The readings this week are all very interesting. The article “How a Prototype Argues” presents an optimistic perspective of utilizing digital humanities; “Literature Is Not Data” (“interesting” in its particular way) and two brilliantly written objections both have very clear and distinct standpoints; the deep learning article pertains my research interest (Yay); the TED talk introduces us to how the Google searches our words in its ginormous data bases of digital texts.
The particularly interesting article, as mentioned above, Marche’s “Literature is not Data”, as a whole emphasizes the negative sides of exploiting the digital technology. Practices such as distant reading or converting the literature to data, whatever that means, inherently jeopardize our ability to understand literature and distinguish the bad from the good or the worse. This point can be easily dismissed by the lack of evidence and contradicted by the fact that my favorite “Virginia Woolf is no danger on this count” (Selisker). As Syme mentioned, Marche’s negative language also does not offer an objective description of what Google is doing and how people perceive Google Books. Just as a personal experience, none of my professors have stopped me from using online textbooks. In fact, lots of very well written books and manuals have already been put online for free by their authors, such as this and this and countless others. The author of the former also humorously linked to the “dead-tree version” of his book on Amazon. I guess Marche has not realized some erroneous assumptions he has made about the scholars nowadays. Most academic scholars are not like money grabbers like John Green who lives on publishing books; they write books outside of their academic practices, in their leisure hours, so it does not matter to these authors what form their books are published in. Not to mention lots of ebook selling websites use DRM to make sure that the readers have paid for what they read so that no copyright infringement or monetary loss will be caused. While academic journal is another story, well written papers such as “Emergence of Limit-periodic Order in Tiling Models” (by my phy TA) and “Where am I” (by Daniel Dennet) will surely be circulated in its academic pool. The assertion that being published online either undermines the judgment of its potential readership or is to be buried under millions of rubbish is simply not true.
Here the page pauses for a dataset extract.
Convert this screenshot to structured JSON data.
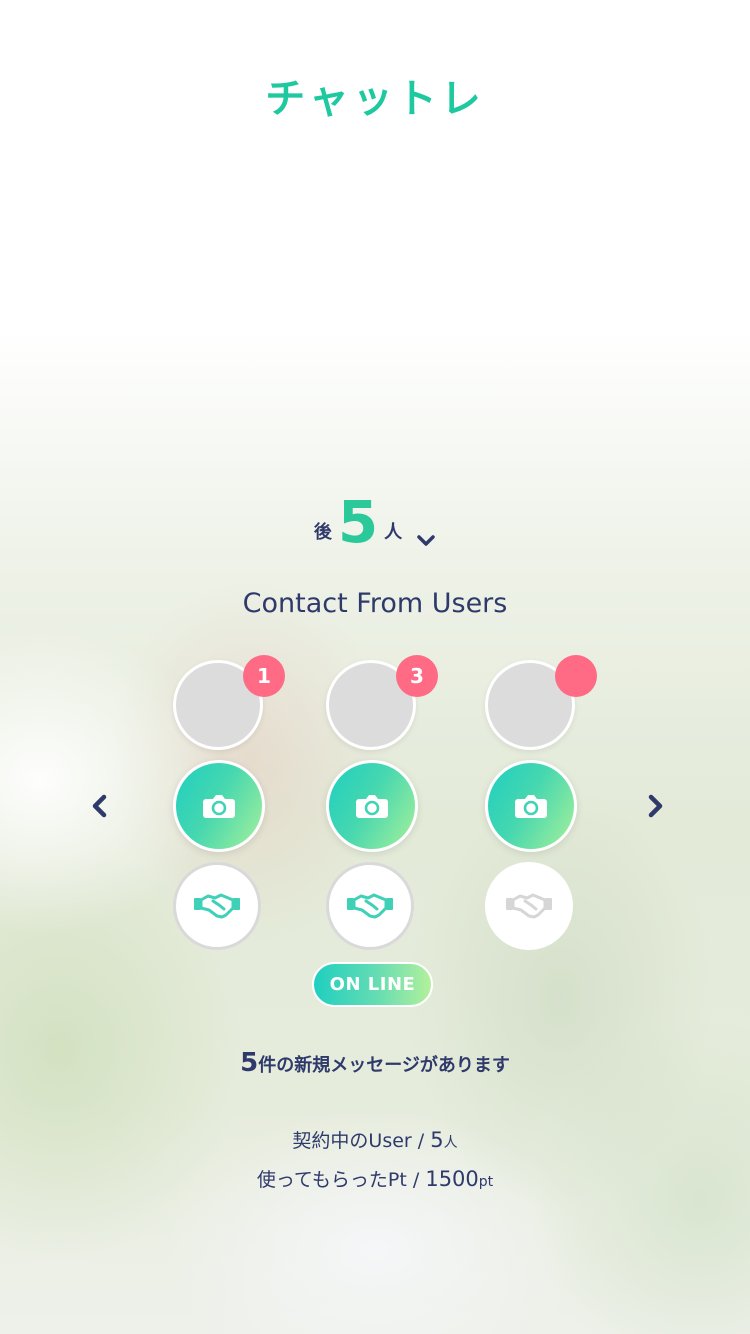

Another personal experience of mine with digitizing the learning experience comes from this website the Mathigon. It’s a website full of AWESOMENESS that made me weep the fact that I had not been born some time later to enjoy leaning math through this interface.
Our future generation is going to be so much smarter.